Whenever the question is raised “Why is it always done this way?” in a fantasy context, the answer is almost always “because Tolkien did it”. (If not that, then it’s because D&D did it.) But Tolkien had a good reason for it, which in most fantasy games inspired by Middle-Earth is not present. I argue that creating kings and other movers and shakers is not only irrelevant to most settings, but actually obstructive. So why did Tolkien do it? Because Middle-Earth has always been a setting that is about Kings and the conflicts and cooperations between them. That’s in The Lord of the Rings and The Silmarilion and even in The Hobbit. Bilbo Baggins might be the protagonist of that story who is going on an adventure in the Wilderness, but it is not his story and it is not really about adventures. In the end it really is all about Thorin reclaiming the rule over his families land and a lot of the problems they run into really are power struggles for control over the region and its economy. Bilbo is looking for treasure, Thorin is making a grav for power which gets him into conflict with the other regional rulers. Similarly, The Lord of the Rings has two stories; one about Frodo going to Mount Doom and the other all about the shift in political power in Middle-Earth. And that’s why so many characters are kings and princes and we get to know all the rulers while hearing almost nothing about the common people. Similarly, the Song of Ice and Fire series is a story about powerful politicians fighting for control and dominance. It’s necessary to know all the royal courts and all the kings and princes, because that’s where the action takes place and who are the main players in the story are.

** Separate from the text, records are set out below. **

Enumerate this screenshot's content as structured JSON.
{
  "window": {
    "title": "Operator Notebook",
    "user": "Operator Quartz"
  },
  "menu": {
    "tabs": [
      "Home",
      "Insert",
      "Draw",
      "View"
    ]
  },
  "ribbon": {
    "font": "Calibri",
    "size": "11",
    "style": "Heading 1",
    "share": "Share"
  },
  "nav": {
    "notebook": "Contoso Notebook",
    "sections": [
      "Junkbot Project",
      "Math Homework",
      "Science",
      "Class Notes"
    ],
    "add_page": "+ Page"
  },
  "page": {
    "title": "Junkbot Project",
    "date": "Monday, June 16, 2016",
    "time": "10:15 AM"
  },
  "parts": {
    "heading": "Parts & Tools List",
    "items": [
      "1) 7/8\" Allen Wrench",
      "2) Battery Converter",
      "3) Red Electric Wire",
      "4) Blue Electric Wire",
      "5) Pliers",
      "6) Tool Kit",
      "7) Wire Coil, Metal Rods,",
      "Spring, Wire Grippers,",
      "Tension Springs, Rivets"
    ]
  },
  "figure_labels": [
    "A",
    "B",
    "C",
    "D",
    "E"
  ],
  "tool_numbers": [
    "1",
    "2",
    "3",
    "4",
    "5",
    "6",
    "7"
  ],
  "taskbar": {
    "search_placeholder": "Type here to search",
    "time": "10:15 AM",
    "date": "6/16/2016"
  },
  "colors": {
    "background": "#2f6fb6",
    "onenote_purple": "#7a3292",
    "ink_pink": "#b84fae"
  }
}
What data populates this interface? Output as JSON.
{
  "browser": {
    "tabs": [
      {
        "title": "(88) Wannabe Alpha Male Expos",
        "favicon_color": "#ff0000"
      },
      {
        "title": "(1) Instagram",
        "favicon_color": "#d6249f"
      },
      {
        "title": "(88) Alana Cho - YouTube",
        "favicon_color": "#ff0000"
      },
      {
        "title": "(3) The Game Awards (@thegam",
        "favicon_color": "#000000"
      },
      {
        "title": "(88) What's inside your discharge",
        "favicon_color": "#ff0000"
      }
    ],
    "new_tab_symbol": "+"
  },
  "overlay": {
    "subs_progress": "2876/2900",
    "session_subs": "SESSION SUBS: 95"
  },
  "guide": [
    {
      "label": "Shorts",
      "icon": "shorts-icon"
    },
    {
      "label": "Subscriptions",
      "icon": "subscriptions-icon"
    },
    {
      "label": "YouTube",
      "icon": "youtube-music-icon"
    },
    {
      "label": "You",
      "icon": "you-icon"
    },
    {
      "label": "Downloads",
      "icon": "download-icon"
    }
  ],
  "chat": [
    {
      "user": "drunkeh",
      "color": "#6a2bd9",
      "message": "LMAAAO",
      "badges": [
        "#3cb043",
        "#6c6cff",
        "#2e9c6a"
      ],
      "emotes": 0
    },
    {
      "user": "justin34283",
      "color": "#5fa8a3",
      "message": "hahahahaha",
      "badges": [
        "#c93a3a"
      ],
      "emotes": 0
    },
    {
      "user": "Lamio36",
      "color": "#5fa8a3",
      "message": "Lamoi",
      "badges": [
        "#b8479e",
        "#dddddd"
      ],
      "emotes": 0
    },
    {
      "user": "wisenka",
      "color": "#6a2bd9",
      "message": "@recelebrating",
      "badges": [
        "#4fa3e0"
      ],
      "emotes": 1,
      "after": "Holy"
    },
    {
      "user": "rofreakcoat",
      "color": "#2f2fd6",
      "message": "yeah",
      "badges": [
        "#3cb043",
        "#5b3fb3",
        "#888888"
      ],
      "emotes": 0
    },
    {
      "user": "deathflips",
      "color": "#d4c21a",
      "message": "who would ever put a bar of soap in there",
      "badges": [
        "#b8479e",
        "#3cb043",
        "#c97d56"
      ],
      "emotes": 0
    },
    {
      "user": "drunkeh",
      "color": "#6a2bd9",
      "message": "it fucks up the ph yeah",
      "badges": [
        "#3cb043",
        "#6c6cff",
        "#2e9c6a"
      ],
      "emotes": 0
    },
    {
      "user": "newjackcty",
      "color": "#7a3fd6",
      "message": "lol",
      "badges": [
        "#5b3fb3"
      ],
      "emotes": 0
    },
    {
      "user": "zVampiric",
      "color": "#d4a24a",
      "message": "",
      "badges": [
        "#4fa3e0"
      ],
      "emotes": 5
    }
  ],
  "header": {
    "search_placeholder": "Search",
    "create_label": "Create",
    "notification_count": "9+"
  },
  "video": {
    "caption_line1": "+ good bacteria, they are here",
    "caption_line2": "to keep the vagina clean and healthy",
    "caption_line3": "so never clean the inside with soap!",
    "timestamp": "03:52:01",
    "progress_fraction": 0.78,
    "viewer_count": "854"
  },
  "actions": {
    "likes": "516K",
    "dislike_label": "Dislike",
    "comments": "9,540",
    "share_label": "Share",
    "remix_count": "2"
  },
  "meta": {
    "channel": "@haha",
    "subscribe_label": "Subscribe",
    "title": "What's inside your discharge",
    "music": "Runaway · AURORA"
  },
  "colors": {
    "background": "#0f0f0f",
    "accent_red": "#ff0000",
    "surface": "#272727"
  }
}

But almost no campaign setting that has been created for a roleplaying game has really been intended to have the player characters as major participants in global politics. And as such players are very unlikely to ever meet anyof those people and when they do it’s usually as generic quest givers. Kings and high priests are adventure characters, not setting elements. Take a look at fiction in which the protagonists are more like typical adventurers. Conan sometimes have encounters with other kings when he rules Aqualonia, but these are created for each specific story and then again immediately discarded. And I am not even sure if there is ever any explanation how government in Lankhmar works. Because it’s irrelevant.
There are exceptions, of course. Dark Sun has the Dragon Kings who rule over the city states and we have complete lists of all the cities and all the kings, with pretty detailed descriptions. But in the world of Athas, the kings are not just rulers. They are immortal sorcerers of unimginable power and often seen as close to gods. They are indeed so powerful and reclusive that few player characters are likely to ever meet them or have any sliver of hope to survive against them in a fight. However, the kings all have their templars, who are not only administrators and police, but also priests of their kings. And players are going to run into templars and have dealings with them all the time. In this respect the kings themselves are not so much NPCs, but religions and ideologies which the templars enforce within their cities. Who exactly are the kings? GMs don’t need to know and players probably shouldn’t know. All we need to understand about them is what directions they are giving to their highest templars. In Athas, the identity of the king is the identity of the city. Take a city like Baldur’s Gate or Shadizar, and it really doesn’t matter. If there is a war, there is a war. Unless the players are playing generals, they never will really know what’s going on in the back rooms. Spending too much thought and attention on those things is generally a waste of time.
And very often useless information is not just irrelevant, but actively obstructing. Because all that stuff has to be written and later it will be read. And both writers and readers will concentrate on those elements that get the most detail. But unless the setting is meant for player characters who are kings and generals, it is something they should not concentrate on. If you set up a big sign that says “This is important!” and “This is iconic for the setting”, GMs will try to shoehorn it into their campaigns. That even happens when you create the setting to use it only yourself. But is that actually good for the players? Generally not. It often means that they are part of a story which they neither have control over, nor contribute to in a meaningful way. So I say, if it’s not the focus of the setting, leave it out.
I went through some old notes again, from all the way back four years ago, checking if there was anything I’ve forgotten about in the meantime before throwing it away. And I came upon a list and description of the twelve most important ruler for the Ancient Lands setting. Some really good ideas there, but it is meant to be a setting set in the vast wilderness for wandering warriors exploring ruins and encountering spirits. What do the great rulers of the city states have to do with that? The cities themselves are mostly meant to add flavor to descriptions of objects and people who come from there and perhaps places where the players can catch a boat. Not places to be actually visited and explored. And the way the internal politics works are even less relevant. So I specifically chose to not write any descriptions for regular rulers who are easily replaceable. The leaders of the secret societies whose agents are also digging around in old ruins in the wilderness are a different matter, but just like the kings of Athas, they are more to explain the goals and actions of their minions rather than bein meant to appear in person themselves.